5. Find opportunities to laugh

They say laughter is the best medicine, and it definitely can help us feel better. Laughter creates a feeling of lightness and changes the energy within us to one of positivity, strength and motivation. Why not put on your favourite comedy, pick up a cartoon book or listen to a comedy podcast? There are also a number of free laughter yoga classes available online. Dr. Madan Kataria, for example, offers a free laughter yoga club every Sunday, Tuesday and Thursday morning and evening.  

6. Surprise someone with a gift

Who doesn’t like a surprise gift? Put your creative skills to work by making personal gifts for loved ones and mailing or dropping them off (keeping a safe distance). There are many great websites to help get those creative juices flowing. Pinterest and are a few websites that can inspire ideas such as framed puzzles, personalized ornaments, a collage or a scrapbook of old photos that have long been collecting dust in a cardboard box.  

To minimize contact, you could also think about virtual gifts such as compiling old photos into a video or slideshow for your loved ones. Many computers and smart phones come with built-in photo and video editing programs, such as Windows Photo and Video Editor, or Mac Photos, that allow you to add titles and music. Or create a personalized star chart for your loved one by entering a date of significance in Sky and Telescope Magazine’s Interactive Star Chart. By pressing the print button, you can save the chart as a PDF file and email it or print it out yourself. Creativity can boost your mental, emotional and intellectual health!

7. Practice gratitude

There has been much talk in the media lately about the practice of gratitude, but what does that really mean? Gratitude is a practice, but it must be practiced consistently. The practice of gratitude is simply shifting your mindset from a negative, energy-draining place, focusing on events you cannot control and that will ultimately bring you down, to a more positive, energy-centred place. When you have more positive energy resonating through your mind and body, it feels good. This helps with motivation and creates a domino effect. Positive energy creates positive outcomes.  It’s as simple as that. Gratitude journaling is a tangible way to recognize all the positives in our lives. This can be done by writing down the good things that happened that day, or all the good things that we have in our lives.

8. De-clutter

Although it does take a lot of physical energy, purging and going through your old items can be rejuvenating for a couple of reasons. The stuff you are not using can be donated, and that can foster a sense of satisfaction at giving back to the community. Additionally, it can be cleansing to de-clutter, providing a sense of calmness and control for your mental health. It’s important to be aware of your own physical limitations and adapt and adjust how much you do at once, being careful not to overdo it.

9. Exchange recipes

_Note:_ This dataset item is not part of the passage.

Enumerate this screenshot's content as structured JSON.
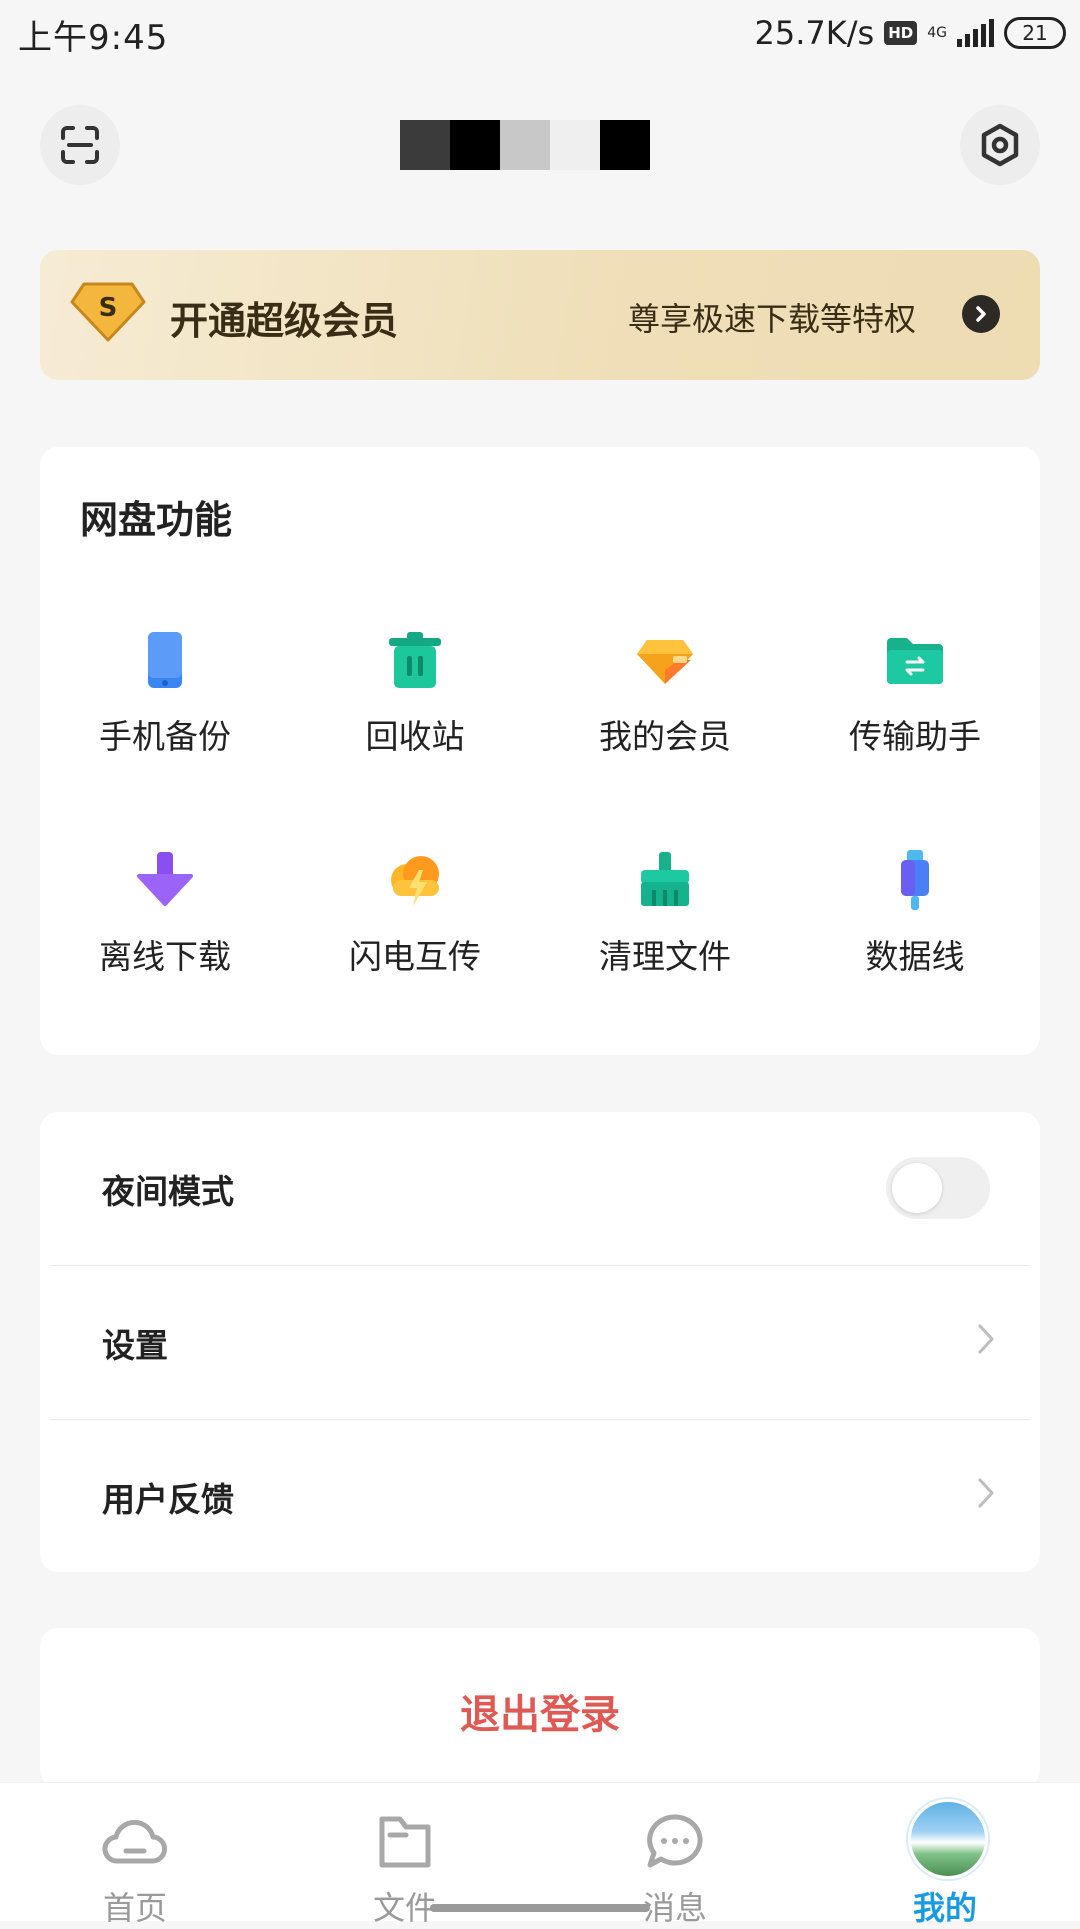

Food often brings people together. So, what about a recipe exchange party with friends or family members? Each person can email a favourite recipe ahead of time for others to try. All the participants can prepare the same dish or different dishes from the selection of recipes. You can then set a time to enjoy the food together virtually over Zoom or another video conferencing platform If everyone is making the same dish, you can even have a contest to judge whose version looks the best!       

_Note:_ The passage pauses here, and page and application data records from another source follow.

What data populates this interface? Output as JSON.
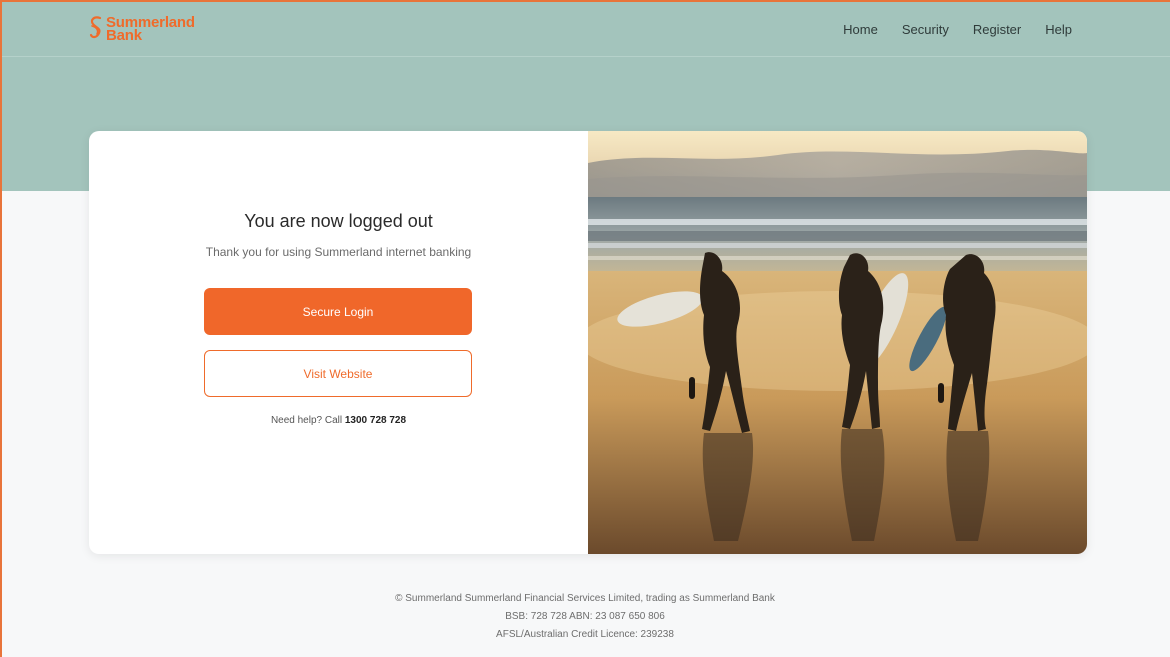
{
  "brand": {
    "name_line1": "Summerland",
    "name_line2": "Bank",
    "accent_color": "#ef6b2b",
    "hero_color": "#a3c4bc"
  },
  "nav": {
    "items": [
      {
        "label": "Home"
      },
      {
        "label": "Security"
      },
      {
        "label": "Register"
      },
      {
        "label": "Help"
      }
    ]
  },
  "logout": {
    "title": "You are now logged out",
    "subtitle": "Thank you for using Summerland internet banking",
    "primary_button": "Secure Login",
    "secondary_button": "Visit Website",
    "help_prefix": "Need help? Call ",
    "help_phone": "1300 728 728"
  },
  "image": {
    "icon": "beach-surfers-photo"
  },
  "footer": {
    "line1": "© Summerland Summerland Financial Services Limited, trading as Summerland Bank",
    "line2": "BSB: 728 728 ABN: 23 087 650 806",
    "line3": "AFSL/Australian Credit Licence: 239238"
  }
}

10. Keep connected from home

Online sites such as and offer a number of free workshops and events. You can find events related to specific interests such as outdoor activities, book clubs, music or visual art, as well as opportunities to learn a new skill such as investing, photography or cooking. Hobbies and crafts are big areas of interest right now as we are not as mobile this year. You could also take a wellness workshop on topics such as creating a restful mind and body, maintaining healthy relationships or reducing stress.

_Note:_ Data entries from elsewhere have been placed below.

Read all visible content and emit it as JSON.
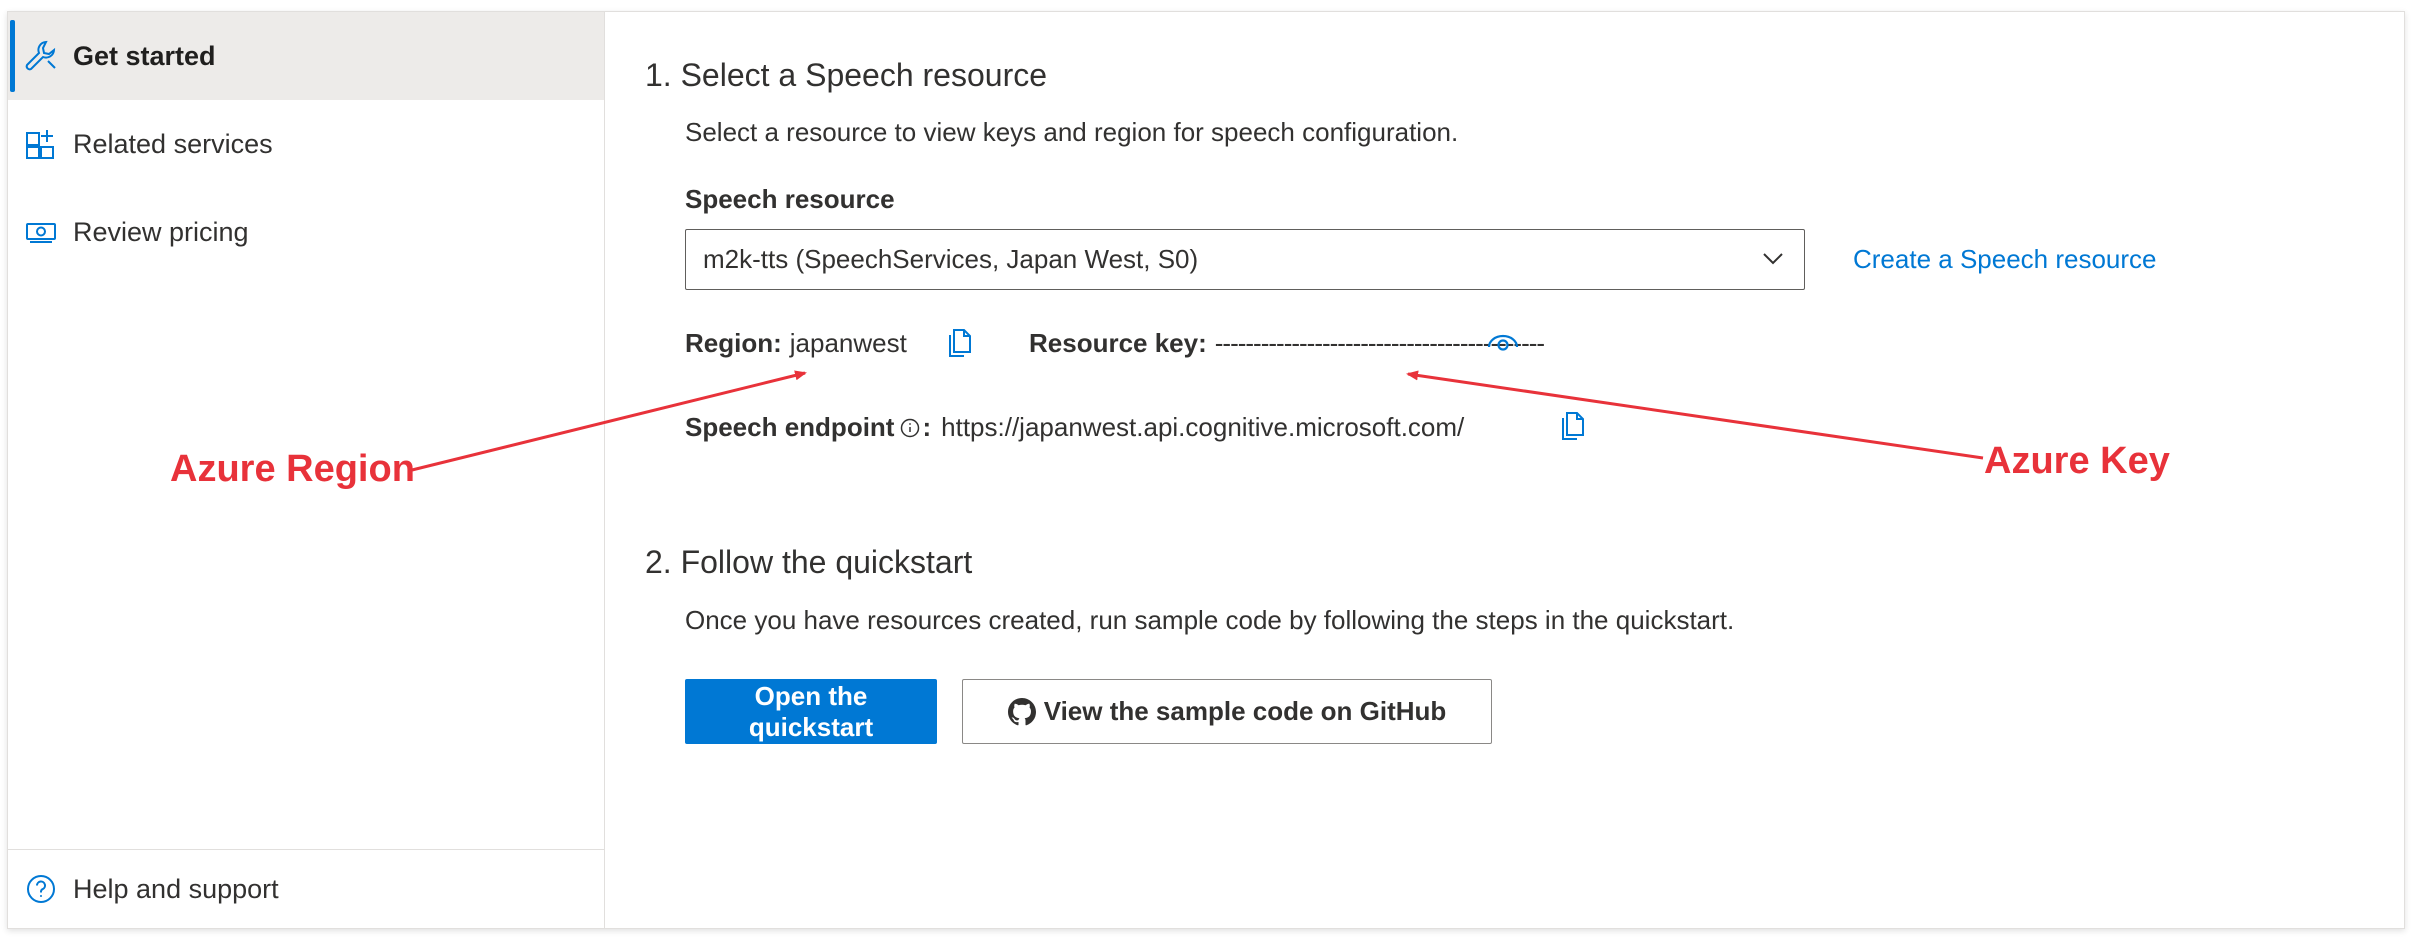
{
  "sidebar": {
    "items": [
      {
        "label": "Get started",
        "icon": "wrench-icon"
      },
      {
        "label": "Related services",
        "icon": "grid-plus-icon"
      },
      {
        "label": "Review pricing",
        "icon": "money-icon"
      }
    ],
    "help": {
      "label": "Help and support",
      "icon": "question-icon"
    }
  },
  "section1": {
    "title": "1. Select a Speech resource",
    "description": "Select a resource to view keys and region for speech configuration.",
    "resource_label": "Speech resource",
    "resource_value": "m2k-tts (SpeechServices, Japan West, S0)",
    "create_link": "Create a Speech resource",
    "region_label": "Region:",
    "region_value": "japanwest",
    "key_label": "Resource key:",
    "key_value": "-------------------------------------------",
    "endpoint_label": "Speech endpoint",
    "endpoint_colon": ":",
    "endpoint_value": "https://japanwest.api.cognitive.microsoft.com/"
  },
  "section2": {
    "title": "2. Follow the quickstart",
    "description": "Once you have resources created, run sample code by following the steps in the quickstart.",
    "primary_button": "Open the quickstart",
    "secondary_button": "View the sample code on GitHub"
  },
  "annotations": {
    "region": "Azure Region",
    "key": "Azure Key",
    "color": "#e8323a"
  },
  "colors": {
    "accent": "#0078d4",
    "active_bg": "#edebe9",
    "text": "#323130"
  }
}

This winter in particular, it is important to include self-care in your daily routine. Not all of these suggestions will work for everyone but think of them as a starting point to expand upon. As we face a unique winter that may keep us physically apart from others, we can explore new pastimes and create new traditions in our own special way.